Teens who take part in regular family meals are less likely to smoke, drink alcohol, or use marijuana and other drugs, and are more likely to have healthier diets as adults, studies have shown.
Beyond health and nutrition, family meals provide a valuable opportunity to reconnect. This becomes even more important as kids get older.
Making Family Meals Happen
It can be a big challenge to find the time to plan, prepare, and share family meals, then be relaxed enough to enjoy them.
Try these three steps to schedule family meals and make them enjoyable for everyone who pulls up a chair.
To plan more family meals, look over the calendar to choose a time when everyone can be there.
Figure out which obstacles are getting in the way of more family meals — busy schedules, no supplies in the house, no time to cook. Ask for the family’s help and ideas on how these roadblocks can be removed. For instance, figure out a way to get groceries purchased for a family meal. Or if time to cook is the problem, try doing some prep work on weekends or even completely preparing a dish ahead of time and putting it in the freezer.
Once you have all your supplies on hand, involve the kids in preparations. Recruiting younger kids can mean a little extra work, but it’s often worth it. Simple tasks such as putting plates on the table, tossing the salad, pouring a beverage, folding the napkins, or being a “taster” are appropriate jobs for preschoolers and school-age kids. Older kids may be able to pitch in even more, such as getting ingredients, washing produce, mixing and stirring, and serving. If you have teens around, consider assigning them a night to cook, with you as the helper.

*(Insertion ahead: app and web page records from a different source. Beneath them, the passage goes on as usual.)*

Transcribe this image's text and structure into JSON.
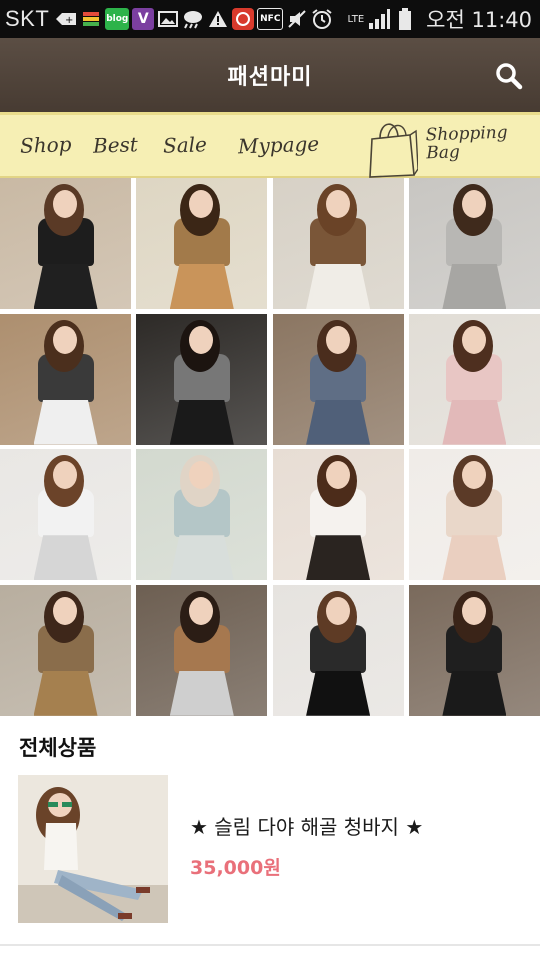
{
  "status_bar": {
    "carrier": "SKT",
    "network": "LTE",
    "time": "오전 11:40",
    "icons": [
      "usb-debug-icon",
      "sim-icon",
      "blog-app-icon",
      "v-app-icon",
      "image-icon",
      "weather-icon",
      "warning-icon",
      "app-icon",
      "nfc-icon",
      "mute-icon",
      "alarm-icon",
      "signal-icon",
      "battery-icon"
    ]
  },
  "header": {
    "title": "패션마미",
    "search_icon": "search-icon"
  },
  "nav": {
    "items": [
      {
        "label": "Shop"
      },
      {
        "label": "Best"
      },
      {
        "label": "Sale"
      },
      {
        "label": "Mypage"
      }
    ],
    "bag_label_1": "Shopping",
    "bag_label_2": "Bag",
    "bag_icon": "shopping-bag-icon"
  },
  "grid": {
    "tiles": [
      {
        "bg": "#c9b9a4",
        "top": "#1d1d1d",
        "bottom": "#202020",
        "hair": "#5a3a26"
      },
      {
        "bg": "#ded6c3",
        "top": "#a27a4a",
        "bottom": "#c9945a",
        "hair": "#3b2616"
      },
      {
        "bg": "#d7d1c6",
        "top": "#7a5638",
        "bottom": "#f0ede7",
        "hair": "#6a4327"
      },
      {
        "bg": "#c8c6c2",
        "top": "#b8b7b4",
        "bottom": "#a7a6a3",
        "hair": "#3f2a1c"
      },
      {
        "bg": "#ad8f6f",
        "top": "#3a3a3a",
        "bottom": "#efefef",
        "hair": "#4b2f1d"
      },
      {
        "bg": "#2d2a27",
        "top": "#777777",
        "bottom": "#1a1a1a",
        "hair": "#1c1410"
      },
      {
        "bg": "#8b7662",
        "top": "#5f6e85",
        "bottom": "#506079",
        "hair": "#4a2d1d"
      },
      {
        "bg": "#e1ddd6",
        "top": "#e8c6c4",
        "bottom": "#e2b9b9",
        "hair": "#4e2f1f"
      },
      {
        "bg": "#e9e7e4",
        "top": "#f2f2f2",
        "bottom": "#d6d6d6",
        "hair": "#6b4329"
      },
      {
        "bg": "#d3d9cf",
        "top": "#b4c6c7",
        "bottom": "#d8dedb",
        "hair": "#e0d4c6"
      },
      {
        "bg": "#e7ddd4",
        "top": "#f5f2ee",
        "bottom": "#2a2420",
        "hair": "#4c2c1a"
      },
      {
        "bg": "#f0ece8",
        "top": "#e9d7c9",
        "bottom": "#eacfc0",
        "hair": "#5b3a27"
      },
      {
        "bg": "#b8ae9f",
        "top": "#8a6d4b",
        "bottom": "#a5804f",
        "hair": "#3e271a"
      },
      {
        "bg": "#6d5f52",
        "top": "#a6784f",
        "bottom": "#cfcfcf",
        "hair": "#2b1d15"
      },
      {
        "bg": "#e6e3df",
        "top": "#2a2a2a",
        "bottom": "#111111",
        "hair": "#5e3b25"
      },
      {
        "bg": "#7a6a5c",
        "top": "#1f1f1f",
        "bottom": "#1a1a1a",
        "hair": "#3a2418"
      }
    ]
  },
  "section": {
    "title": "전체상품"
  },
  "products": [
    {
      "name": "★ 슬림 다야 해골 청바지 ★",
      "price": "35,000원"
    }
  ],
  "colors": {
    "header_bg": "#4f4238",
    "nav_bg": "#f6efb4",
    "price": "#e9707a"
  }
}
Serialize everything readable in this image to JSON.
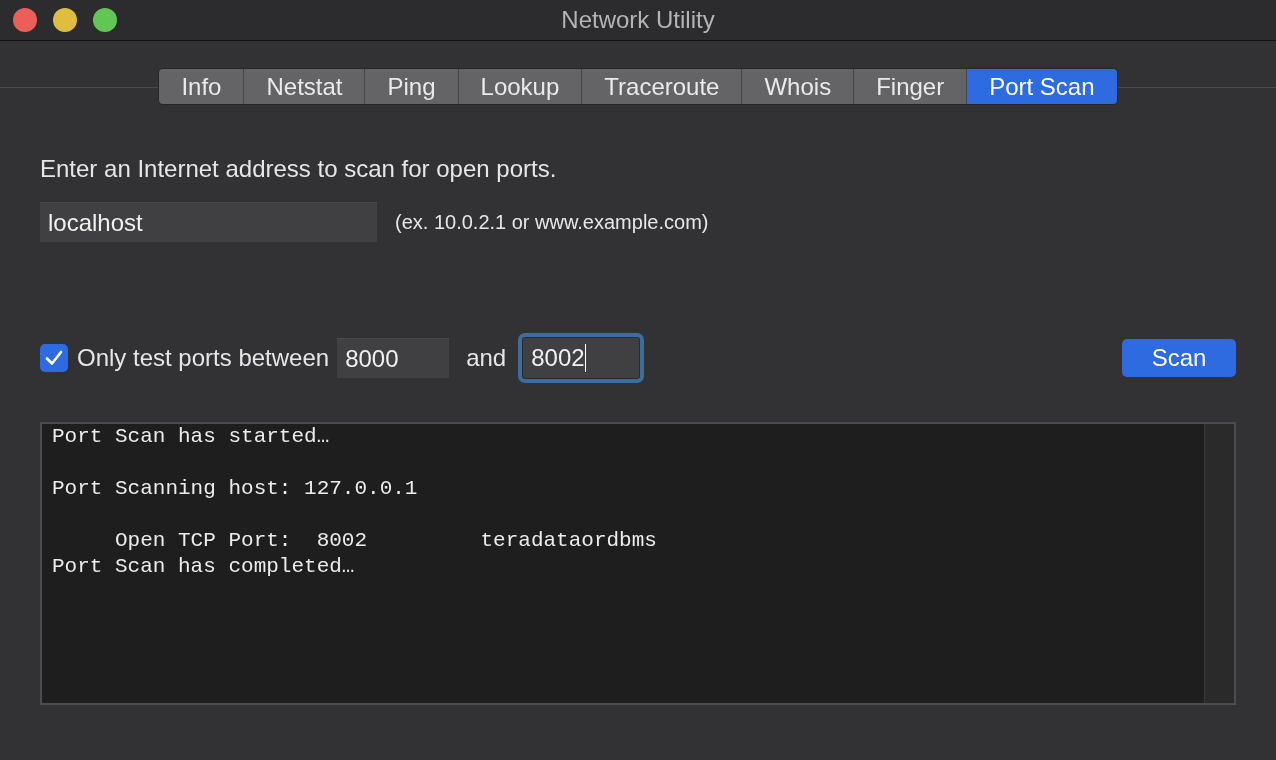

If kids help out, set a good example by saying please and thanks for their help. Being upbeat and pleasant as you prepare the meal can rub off on your kids. If you’re grumbling about the task at hand, chances are they will too. But if the atmosphere is light, you’re showing them how the family can work together and enjoy the fruits of its labor. Tell them, “Mmm, something smells delicious!”
To continue reading, click KidsHealth.org